If sugar is the problem, can we keep our teeth healthy by switching to diet soda instead of giving up carbonated beverages altogether? Diet soda is certainly an improvement, but sugar is not soda’s only threat to dental health. Acid is also a contributing factor in tooth decay. Sugar leads to tooth decay because oral bacteria eat sugar and excrete acid that erodes tooth enamel. Soda cuts out the middle man and applies acid directly to the teeth. Even diet sodas and carbonated water contain acid. The three types of acid commonly found in soda are citric, phosphoric, and carbonic. Any drink with citrus flavoring will have citric acid, many colas get their flavor from phosphoric acid, and carbonic acid is what makes these drinks fizzy.
Protecting Your Smile
It would be best for your teeth to avoid soda and other sugary drinks entirely. If you cannot bring yourself to give up your favorite drink completely, there are a few ways to enjoy it while protecting your teeth. One way would be to only drink soda with a meal instead of sipping from a can or bottle throughout the day so that the sugar and acid are not sitting in your mouth for long periods of time. You can also help balance your mouth’s pH and rinse away remaining sugar by drinking water after the soda. Finally, you can clean away the last traces of sugar and acid by brushing your teeth. It is a good idea to wait until your oral pH is balanced before brushing, which takes about thirty minutes. It is particularly important for children and people with braces to avoid overindulging in sugary drinks. Children have the highest risk of enamel erosion because their enamel is not yet fully developed, and braces plus a soda habit is a great way to end up with stained teeth when the braces come off.
Do Not Forget That We Can Help Too!
Following these good habits will go a long way towards protecting your teeth against decay and erosion from the sugar and acid in soda. Still, do not forget that your dentist is also an important part of the equation. Keep scheduling those visits every six months!
Thank you for always being our valued patients!
Top image used under CC0 Public Domain license. Image cropped and modified from original.

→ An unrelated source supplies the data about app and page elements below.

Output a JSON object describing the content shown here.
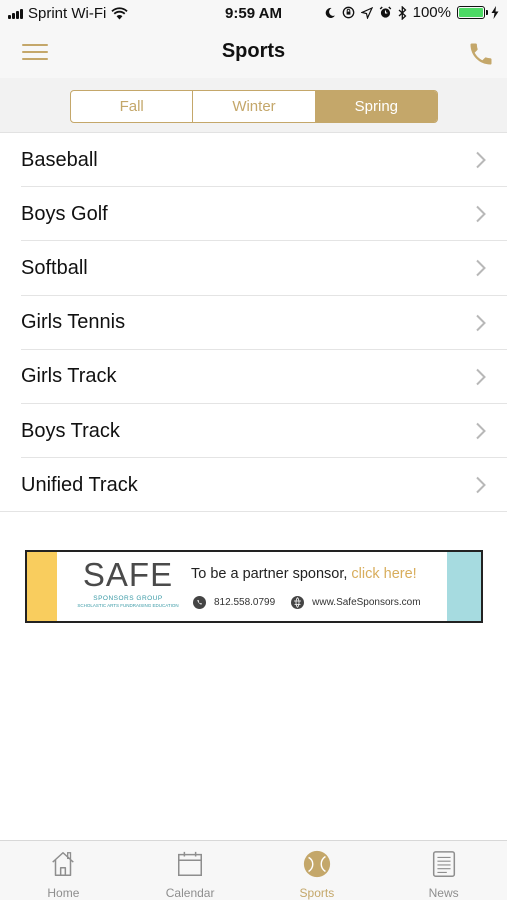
{
  "status_bar": {
    "carrier": "Sprint Wi-Fi",
    "time": "9:59 AM",
    "battery": "100%",
    "battery_level": 1.0
  },
  "nav": {
    "title": "Sports",
    "menu_icon": "hamburger-menu-icon",
    "phone_icon": "phone-icon"
  },
  "seasons": {
    "items": [
      "Fall",
      "Winter",
      "Spring"
    ],
    "selected": "Spring"
  },
  "sports": [
    "Baseball",
    "Boys Golf",
    "Softball",
    "Girls Tennis",
    "Girls Track",
    "Boys Track",
    "Unified Track"
  ],
  "banner": {
    "brand": "SAFE",
    "brand_sub": "SPONSORS GROUP",
    "brand_tagline": "SCHOLASTIC ARTS FUNDRAISING EDUCATION",
    "cta_text": "To be a partner sponsor,",
    "cta_link": "click here!",
    "phone": "812.558.0799",
    "website": "www.SafeSponsors.com"
  },
  "tabs": [
    {
      "label": "Home",
      "icon": "home-icon"
    },
    {
      "label": "Calendar",
      "icon": "calendar-icon"
    },
    {
      "label": "Sports",
      "icon": "sports-ball-icon"
    },
    {
      "label": "News",
      "icon": "news-icon"
    }
  ],
  "active_tab": "Sports",
  "colors": {
    "accent": "#c4a76a",
    "banner_yellow": "#f9cd5e",
    "banner_teal": "#a6dbe0",
    "battery_green": "#4cd964"
  }
}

The content on this blog is not intended to be a substitute for professional medical advice, diagnosis, or treatment. Always seek the advice of qualified health providers with questions you may have regarding medical conditions.